::: SUPPLIED DATA :::

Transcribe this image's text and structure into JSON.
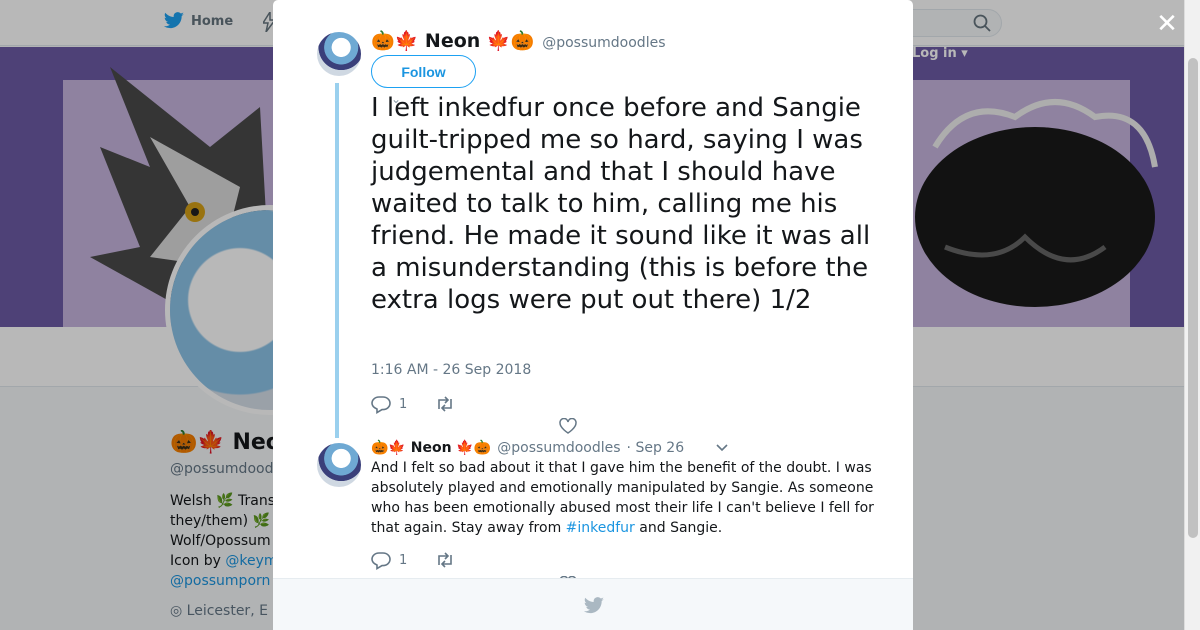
{
  "nav": {
    "home_label": "Home",
    "login_label": "Log in"
  },
  "background_profile": {
    "name": "🎃🍁 Neo",
    "handle": "@possumdood",
    "bio_lines": [
      "Welsh 🌿 Trans",
      "they/them) 🌿",
      "Wolf/Opossum",
      "Icon by "
    ],
    "bio_link_1": "@keym",
    "bio_link_2": "@possumporn",
    "location": "Leicester, E"
  },
  "tweet": {
    "display_name": "🎃🍁 Neon 🍁🎃",
    "handle": "@possumdoodles",
    "follow_label": "Follow",
    "text": "I left inkedfur once before and Sangie guilt-tripped me so hard, saying I was judgemental and that I should have waited to talk to him, calling me his friend. He made it sound like it was all a misunderstanding (this is before the extra logs were put out there) 1/2",
    "timestamp": "1:16 AM - 26 Sep 2018",
    "reply_count": "1"
  },
  "reply": {
    "display_name": "🎃🍁 Neon 🍁🎃",
    "handle": "@possumdoodles",
    "date": "· Sep 26",
    "text_before": "And I felt so bad about it that I gave him the benefit of the doubt. I was absolutely played and emotionally manipulated by Sangie. As someone who has been emotionally abused most their life I can't believe I fell for that again. Stay away from ",
    "hashtag": "#inkedfur",
    "text_after": " and Sangie.",
    "reply_count": "1"
  },
  "colors": {
    "accent": "#1b95e0",
    "thread_line": "#9ad0ee",
    "banner": "#6d5aa6"
  },
  "icons": [
    "twitter-bird-icon",
    "lightning-icon",
    "search-icon",
    "close-icon",
    "reply-icon",
    "retweet-icon",
    "heart-icon",
    "chevron-down-icon"
  ]
}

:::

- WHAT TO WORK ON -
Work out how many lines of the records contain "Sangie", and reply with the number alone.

- RESPONSE AREA -
3